═══ Exercise material
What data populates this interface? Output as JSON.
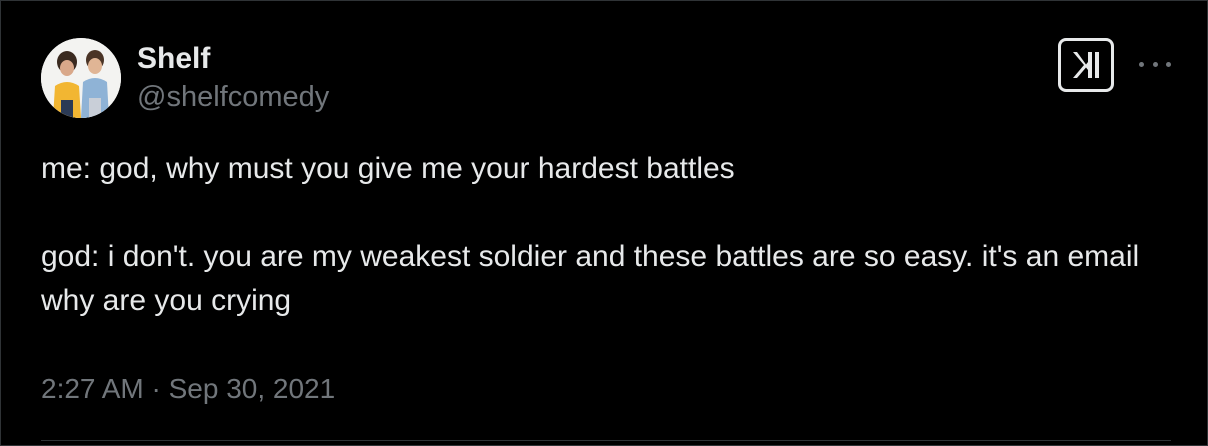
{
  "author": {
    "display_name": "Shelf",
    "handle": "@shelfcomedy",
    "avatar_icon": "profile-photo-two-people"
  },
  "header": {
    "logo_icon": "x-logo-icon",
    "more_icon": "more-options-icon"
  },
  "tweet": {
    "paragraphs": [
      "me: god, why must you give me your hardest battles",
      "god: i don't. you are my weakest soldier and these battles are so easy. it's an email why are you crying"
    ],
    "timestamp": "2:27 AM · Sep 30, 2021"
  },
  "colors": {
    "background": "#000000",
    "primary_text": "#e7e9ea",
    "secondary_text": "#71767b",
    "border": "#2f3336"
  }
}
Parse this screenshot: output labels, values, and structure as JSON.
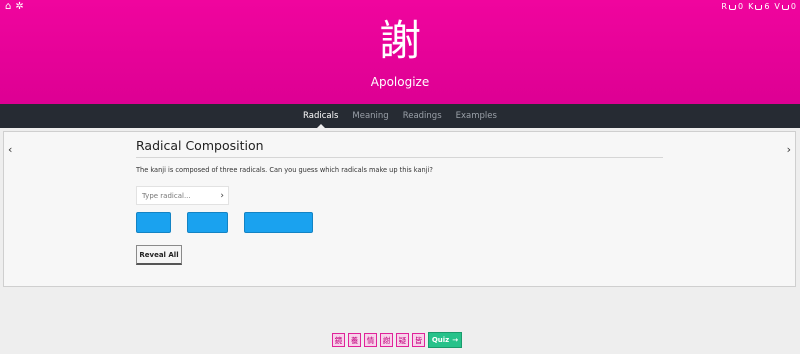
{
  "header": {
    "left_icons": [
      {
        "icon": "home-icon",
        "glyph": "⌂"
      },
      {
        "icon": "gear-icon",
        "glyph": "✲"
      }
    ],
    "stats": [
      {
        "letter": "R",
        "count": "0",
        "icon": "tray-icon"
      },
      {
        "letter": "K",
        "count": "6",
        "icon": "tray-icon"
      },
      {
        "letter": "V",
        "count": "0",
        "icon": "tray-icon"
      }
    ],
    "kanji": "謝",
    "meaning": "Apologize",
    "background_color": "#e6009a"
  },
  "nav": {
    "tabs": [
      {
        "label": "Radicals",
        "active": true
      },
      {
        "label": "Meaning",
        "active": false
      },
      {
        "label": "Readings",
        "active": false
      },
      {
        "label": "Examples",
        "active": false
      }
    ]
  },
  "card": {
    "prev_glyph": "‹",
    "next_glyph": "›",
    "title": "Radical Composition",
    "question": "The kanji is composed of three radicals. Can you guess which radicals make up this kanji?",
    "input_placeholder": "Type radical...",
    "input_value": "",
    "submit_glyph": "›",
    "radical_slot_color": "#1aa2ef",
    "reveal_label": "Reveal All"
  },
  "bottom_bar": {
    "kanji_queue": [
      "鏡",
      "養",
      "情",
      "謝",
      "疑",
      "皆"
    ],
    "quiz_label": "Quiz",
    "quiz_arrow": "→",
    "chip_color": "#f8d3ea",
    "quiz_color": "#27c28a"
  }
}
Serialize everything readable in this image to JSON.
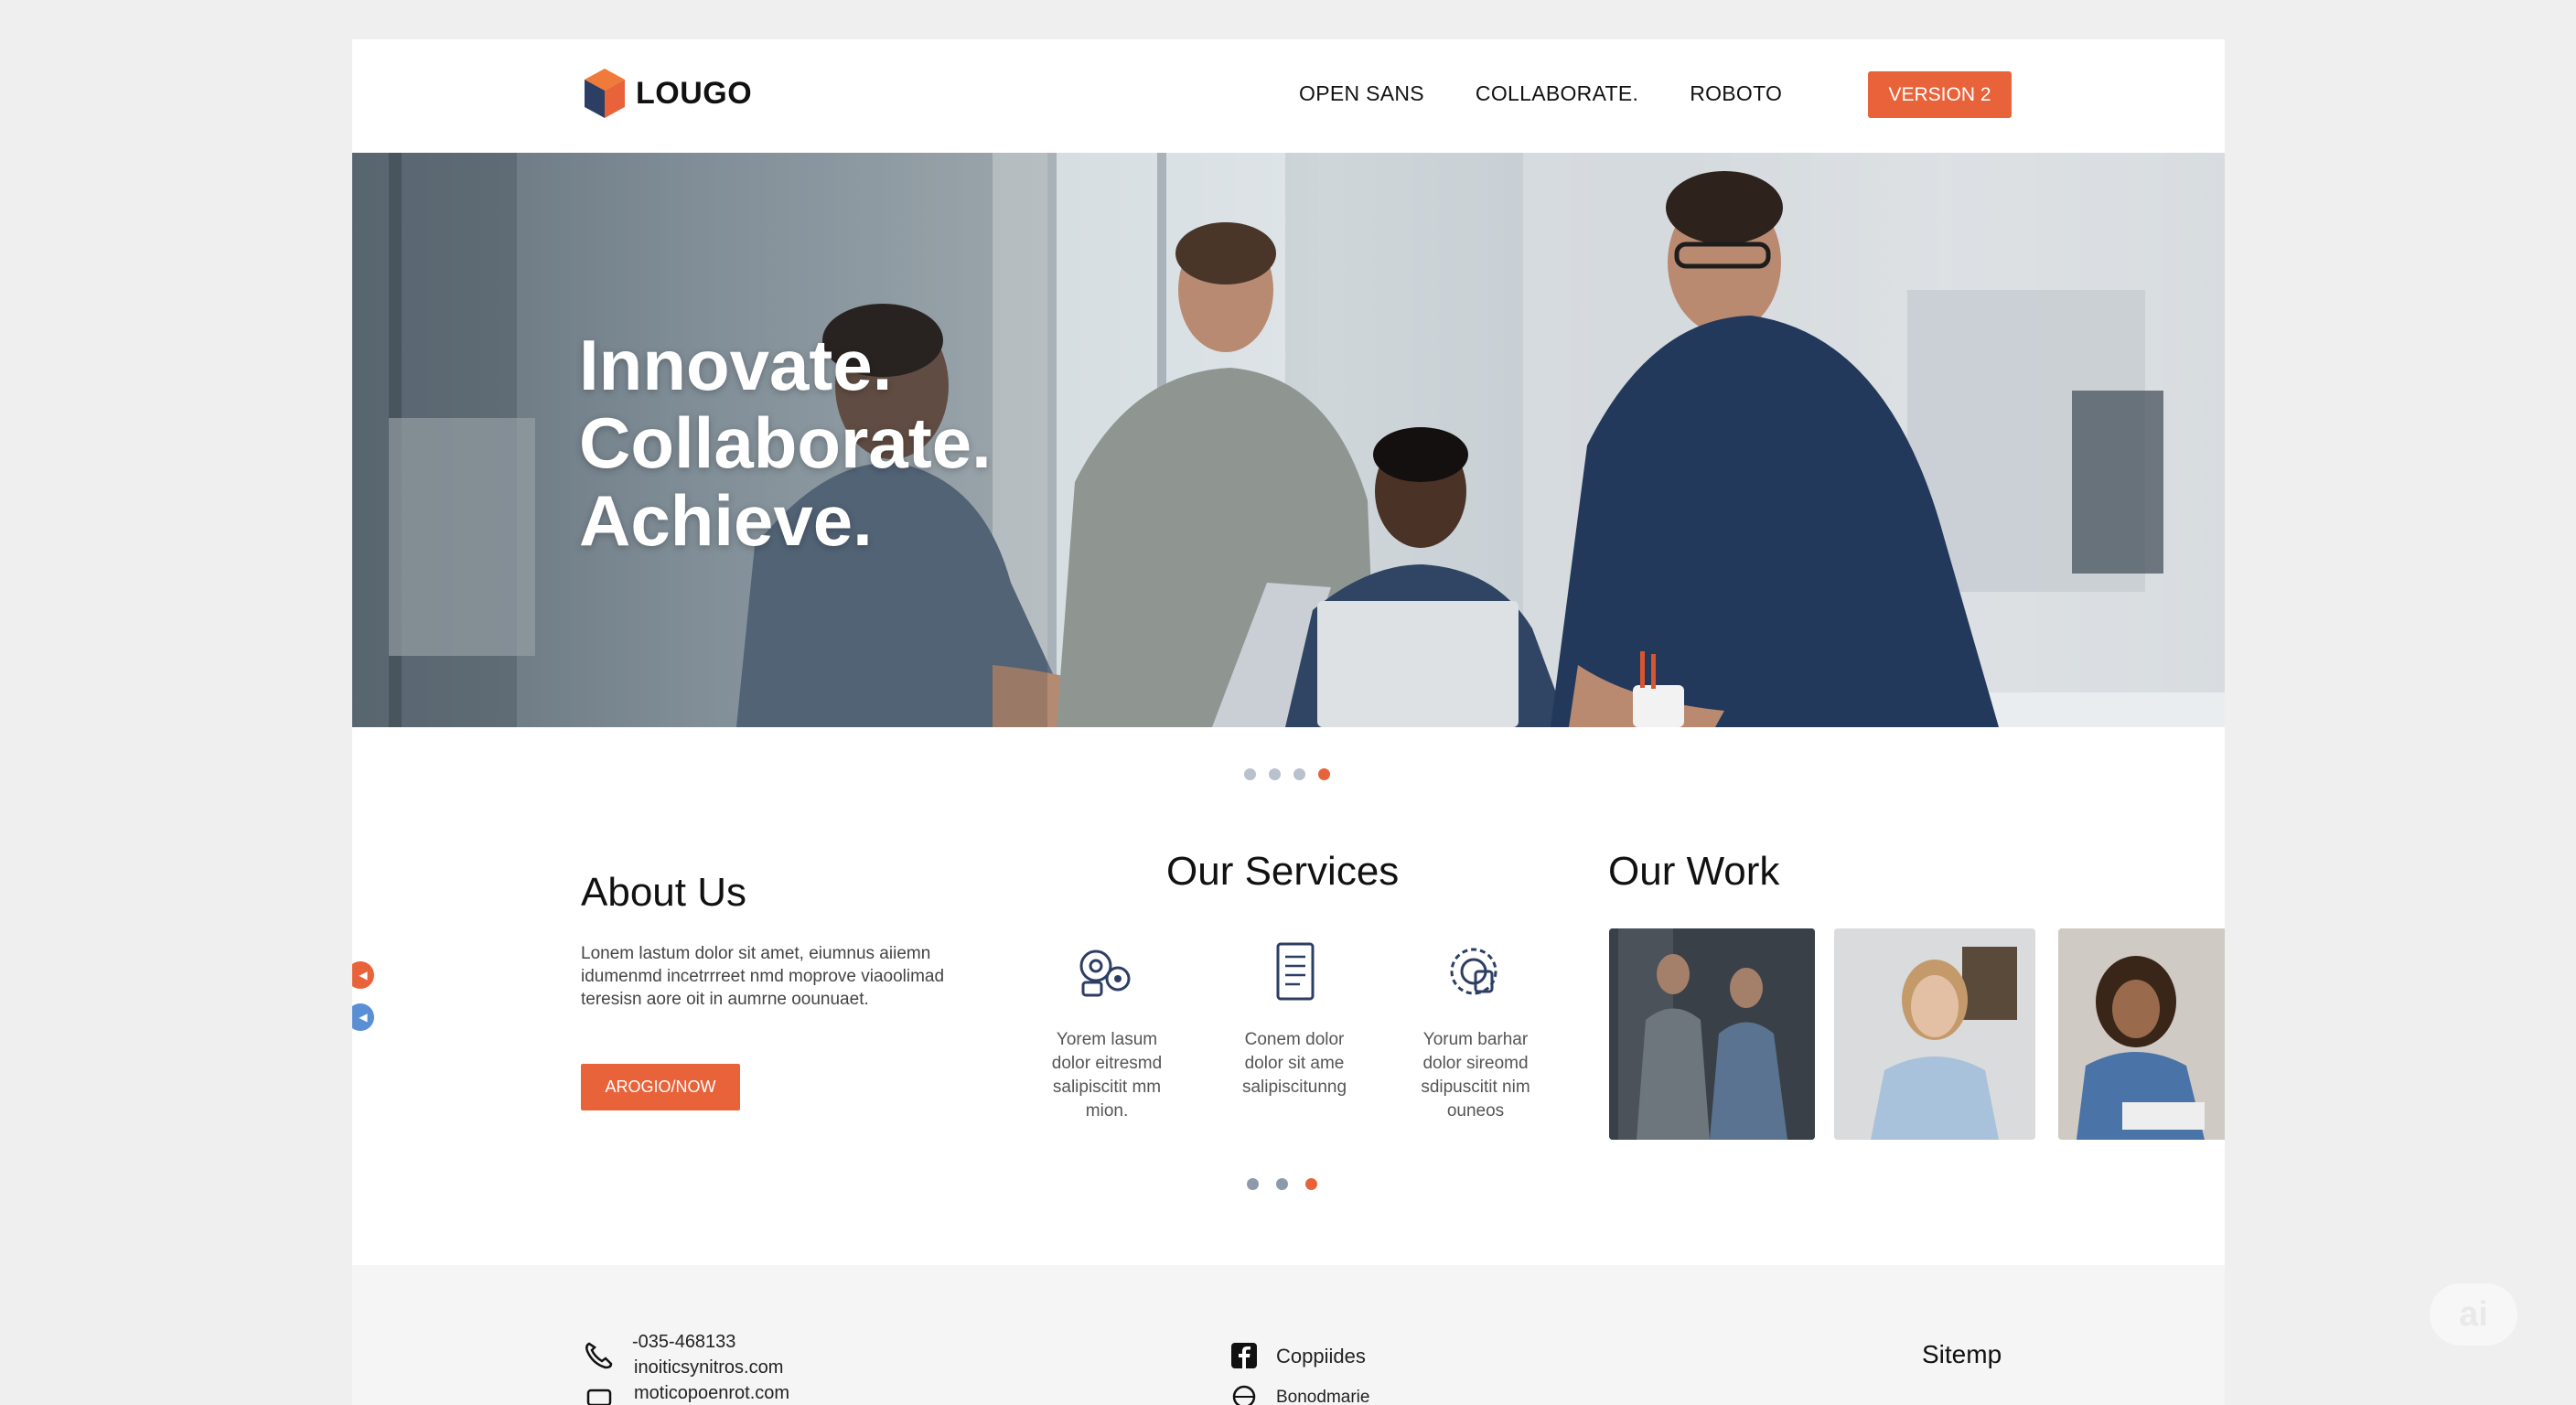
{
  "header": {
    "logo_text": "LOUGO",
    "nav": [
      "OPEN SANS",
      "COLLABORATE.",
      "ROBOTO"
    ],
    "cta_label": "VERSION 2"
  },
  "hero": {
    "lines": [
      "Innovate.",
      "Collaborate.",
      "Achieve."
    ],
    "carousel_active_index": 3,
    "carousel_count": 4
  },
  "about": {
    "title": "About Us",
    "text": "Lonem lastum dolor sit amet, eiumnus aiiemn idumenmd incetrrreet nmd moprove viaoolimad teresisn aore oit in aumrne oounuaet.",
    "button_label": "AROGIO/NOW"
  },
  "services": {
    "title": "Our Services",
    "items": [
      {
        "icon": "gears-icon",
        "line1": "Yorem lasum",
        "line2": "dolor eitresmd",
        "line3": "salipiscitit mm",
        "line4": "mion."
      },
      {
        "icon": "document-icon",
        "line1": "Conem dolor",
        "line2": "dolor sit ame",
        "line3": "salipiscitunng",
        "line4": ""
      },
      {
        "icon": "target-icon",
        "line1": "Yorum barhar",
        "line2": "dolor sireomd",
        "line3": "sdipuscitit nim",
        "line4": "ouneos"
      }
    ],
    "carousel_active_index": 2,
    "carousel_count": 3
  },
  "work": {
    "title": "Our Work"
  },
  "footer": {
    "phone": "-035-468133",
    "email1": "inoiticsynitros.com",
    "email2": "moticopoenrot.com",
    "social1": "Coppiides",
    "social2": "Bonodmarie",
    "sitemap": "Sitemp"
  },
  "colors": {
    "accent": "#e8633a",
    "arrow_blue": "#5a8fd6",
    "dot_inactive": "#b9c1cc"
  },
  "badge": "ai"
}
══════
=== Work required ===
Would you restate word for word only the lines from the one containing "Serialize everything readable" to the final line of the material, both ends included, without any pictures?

=== Solution below ===
Serialize everything readable in this image to JSON.
{
  "header": {
    "logo_text": "LOUGO",
    "nav": [
      "OPEN SANS",
      "COLLABORATE.",
      "ROBOTO"
    ],
    "cta_label": "VERSION 2"
  },
  "hero": {
    "lines": [
      "Innovate.",
      "Collaborate.",
      "Achieve."
    ],
    "carousel_active_index": 3,
    "carousel_count": 4
  },
  "about": {
    "title": "About Us",
    "text": "Lonem lastum dolor sit amet, eiumnus aiiemn idumenmd incetrrreet nmd moprove viaoolimad teresisn aore oit in aumrne oounuaet.",
    "button_label": "AROGIO/NOW"
  },
  "services": {
    "title": "Our Services",
    "items": [
      {
        "icon": "gears-icon",
        "line1": "Yorem lasum",
        "line2": "dolor eitresmd",
        "line3": "salipiscitit mm",
        "line4": "mion."
      },
      {
        "icon": "document-icon",
        "line1": "Conem dolor",
        "line2": "dolor sit ame",
        "line3": "salipiscitunng",
        "line4": ""
      },
      {
        "icon": "target-icon",
        "line1": "Yorum barhar",
        "line2": "dolor sireomd",
        "line3": "sdipuscitit nim",
        "line4": "ouneos"
      }
    ],
    "carousel_active_index": 2,
    "carousel_count": 3
  },
  "work": {
    "title": "Our Work"
  },
  "footer": {
    "phone": "-035-468133",
    "email1": "inoiticsynitros.com",
    "email2": "moticopoenrot.com",
    "social1": "Coppiides",
    "social2": "Bonodmarie",
    "sitemap": "Sitemp"
  },
  "colors": {
    "accent": "#e8633a",
    "arrow_blue": "#5a8fd6",
    "dot_inactive": "#b9c1cc"
  },
  "badge": "ai"
}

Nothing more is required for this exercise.